While the BBC citizen science project should be considered a prime example of the ‘dialogue’ model in PUS and a true reflection of the improvements in the public engagement with science, its intended demographic may, in fact, exclude a large proportion of the public. As the citizen science project solely functions from a mobile phone app downloaded from an Apple or Android app store, it may well only cater to teenagers and young adults, “as it is commonly believed that older people are uncomfortable with new forms of technology” (Czaja & Sharit, 1998). Furthermore, it could be assumed that many of the individuals who choose to participate in the citizen science project already have an interest or understanding of science, or may even be from a scientific background, therefore not making it wholly representative of the public and not a true reflection of promoting the public understanding of science (PUS) as Wiggins and Crowston (2011) postulated citizen science would do.

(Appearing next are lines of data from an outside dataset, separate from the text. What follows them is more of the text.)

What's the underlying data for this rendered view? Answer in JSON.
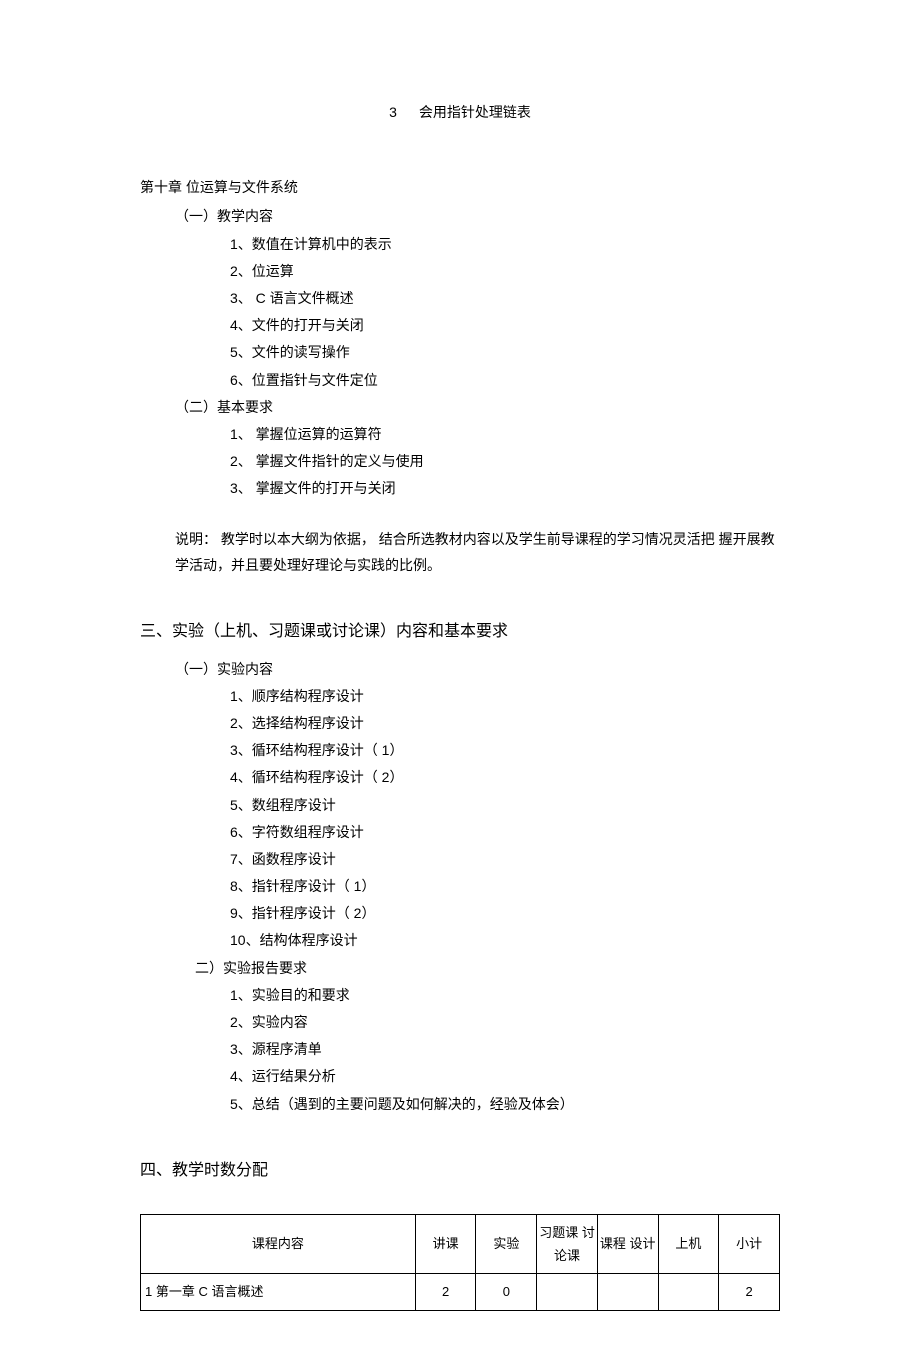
{
  "top": {
    "num": "3",
    "text": "会用指针处理链表"
  },
  "chapter10": {
    "title": "第十章 位运算与文件系统",
    "sub1": {
      "label": "（一）教学内容",
      "items": [
        "1、数值在计算机中的表示",
        "2、位运算",
        "3、 C 语言文件概述",
        "4、文件的打开与关闭",
        "5、文件的读写操作",
        "6、位置指针与文件定位"
      ]
    },
    "sub2": {
      "label": "（二）基本要求",
      "items": [
        "1、  掌握位运算的运算符",
        "2、  掌握文件指针的定义与使用",
        "3、    掌握文件的打开与关闭"
      ]
    }
  },
  "note": "说明：  教学时以本大纲为依据，  结合所选教材内容以及学生前导课程的学习情况灵活把  握开展教学活动，并且要处理好理论与实践的比例。",
  "section3": {
    "heading": "三、实验（上机、习题课或讨论课）内容和基本要求",
    "sub1": {
      "label": "（一）实验内容",
      "items": [
        "1、顺序结构程序设计",
        "2、选择结构程序设计",
        "3、循环结构程序设计（ 1）",
        "4、循环结构程序设计（ 2）",
        "5、数组程序设计",
        "6、字符数组程序设计",
        "7、函数程序设计",
        "8、指针程序设计（ 1）",
        "9、指针程序设计（ 2）",
        "10、结构体程序设计"
      ]
    },
    "sub2": {
      "label": "二）实验报告要求",
      "items": [
        "1、实验目的和要求",
        "2、实验内容",
        "3、源程序清单",
        "4、运行结果分析",
        "5、总结（遇到的主要问题及如何解决的，经验及体会）"
      ]
    }
  },
  "section4": {
    "heading": "四、教学时数分配",
    "headers": [
      "课程内容",
      "讲课",
      "实验",
      "习题课 讨论课",
      "课程 设计",
      "上机",
      "小计"
    ],
    "row1": {
      "c0": "1 第一章 C 语言概述",
      "c1": "2",
      "c2": "0",
      "c3": "",
      "c4": "",
      "c5": "",
      "c6": "2"
    }
  }
}
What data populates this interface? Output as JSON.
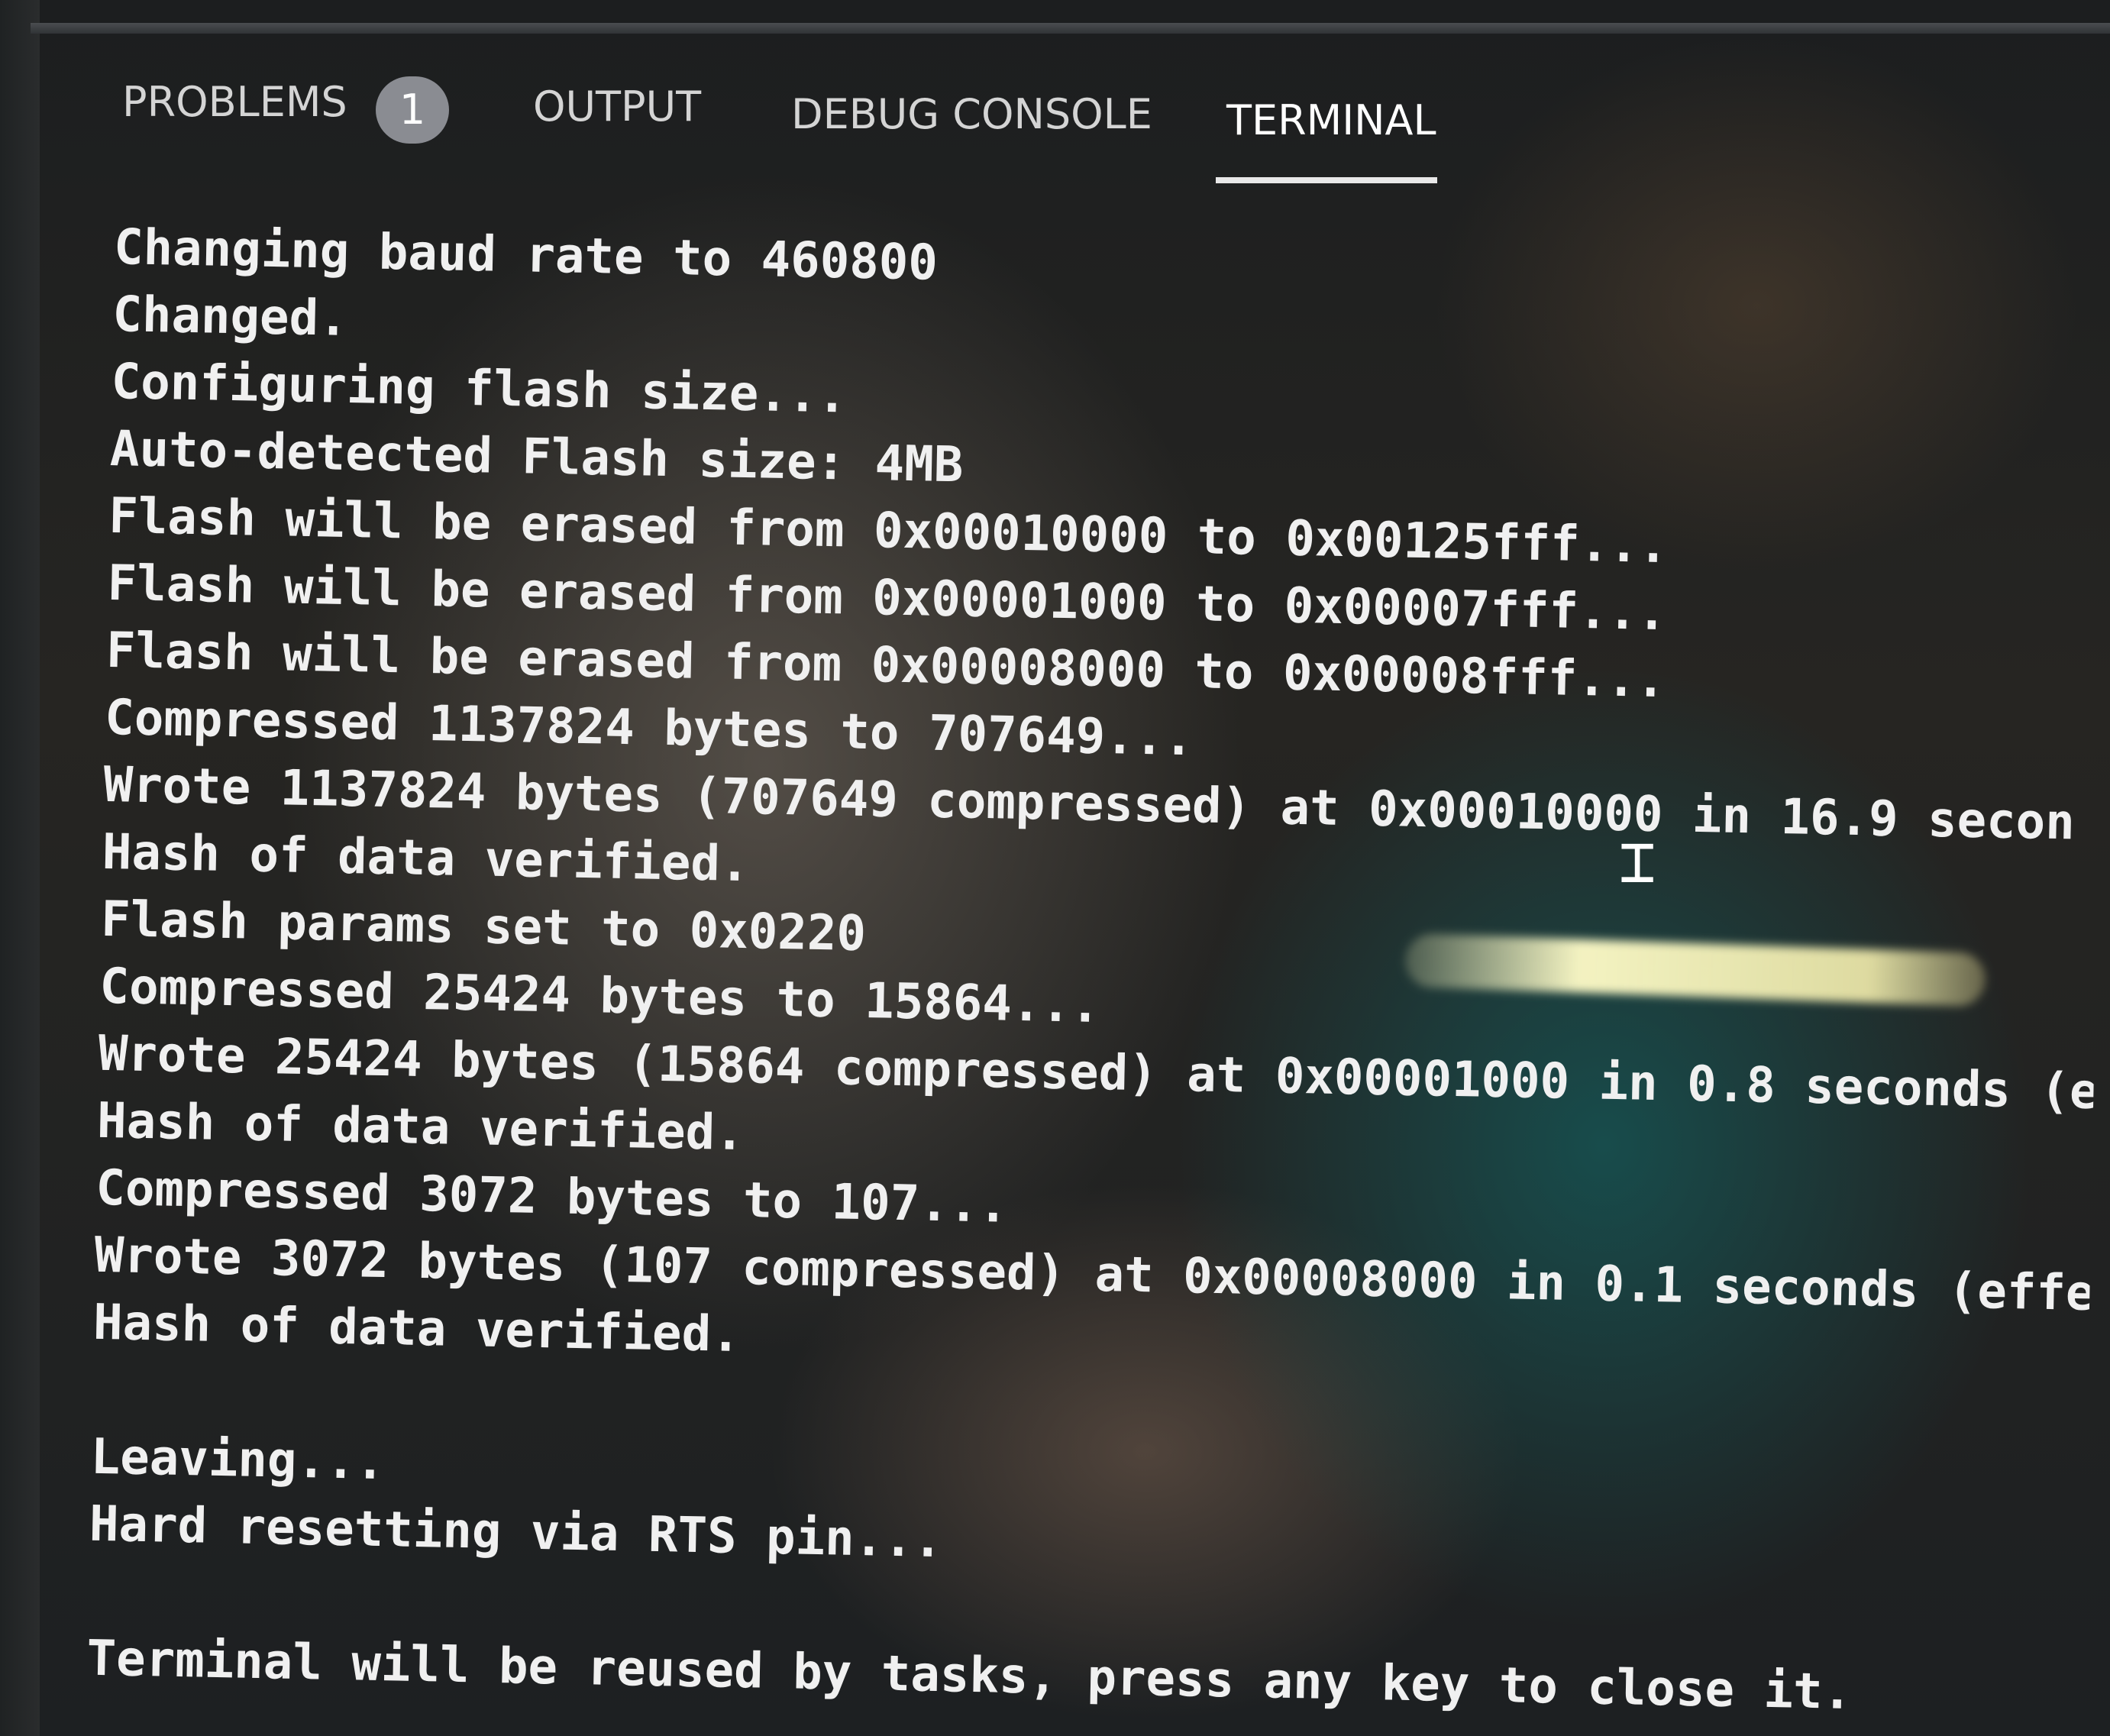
{
  "panel": {
    "tabs": [
      {
        "id": "problems",
        "label": "PROBLEMS"
      },
      {
        "id": "output",
        "label": "OUTPUT"
      },
      {
        "id": "debug",
        "label": "DEBUG CONSOLE"
      },
      {
        "id": "terminal",
        "label": "TERMINAL"
      }
    ],
    "problems_count": "1",
    "active_tab": "terminal"
  },
  "terminal": {
    "lines": [
      "Changing baud rate to 460800",
      "Changed.",
      "Configuring flash size...",
      "Auto-detected Flash size: 4MB",
      "Flash will be erased from 0x00010000 to 0x00125fff...",
      "Flash will be erased from 0x00001000 to 0x00007fff...",
      "Flash will be erased from 0x00008000 to 0x00008fff...",
      "Compressed 1137824 bytes to 707649...",
      "Wrote 1137824 bytes (707649 compressed) at 0x00010000 in 16.9 secon",
      "Hash of data verified.",
      "Flash params set to 0x0220",
      "Compressed 25424 bytes to 15864...",
      "Wrote 25424 bytes (15864 compressed) at 0x00001000 in 0.8 seconds (e",
      "Hash of data verified.",
      "Compressed 3072 bytes to 107...",
      "Wrote 3072 bytes (107 compressed) at 0x00008000 in 0.1 seconds (effe",
      "Hash of data verified.",
      "",
      "Leaving...",
      "Hard resetting via RTS pin...",
      "",
      "Terminal will be reused by tasks, press any key to close it."
    ]
  },
  "icons": {
    "text_cursor": "text-cursor-icon"
  }
}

Overall, the analysis and comparison of the Daily Mail article and BBC citizen science project have been relatively parallel when considering their contributions to science communication. Both adhere to Jeanne Fahnestock’s (1993) ‘forensic’ and ‘epideictic’ genres in that they propose a rather technical topic but still, aim to aid the public understanding of science (PUS). Aside from some criticisms analysed in this paper, both mediums better complement the Fahnestock’s ‘epideictic’ genre, and the ‘dialogue’ model of PUS, as The Daily Mail article, utilises the comment section to allow for a discussion and debate, and the citizen science project involves citizens through their contribution to data. To conclude, despite these mediums’ shortcomings, they present science as being integrated into our everyday lives (Irwin, 2003) because although the news article could be assumed to adhere more journalistic rather than scientific norms, the ‘episodic’ nature of the pandemic discussion, provides a concise, semi-detailed account of a scientific topic, which could in fact aid in the public’s understanding of pandemics. Lastly, while the citizen science project was met with some methodological issues, the documentary it produces in 2018 will be extremely beneficial for our understanding of pandemics, and would not have been possible without the data collected throughout a 24-hour period, of a laymen’s everyday life.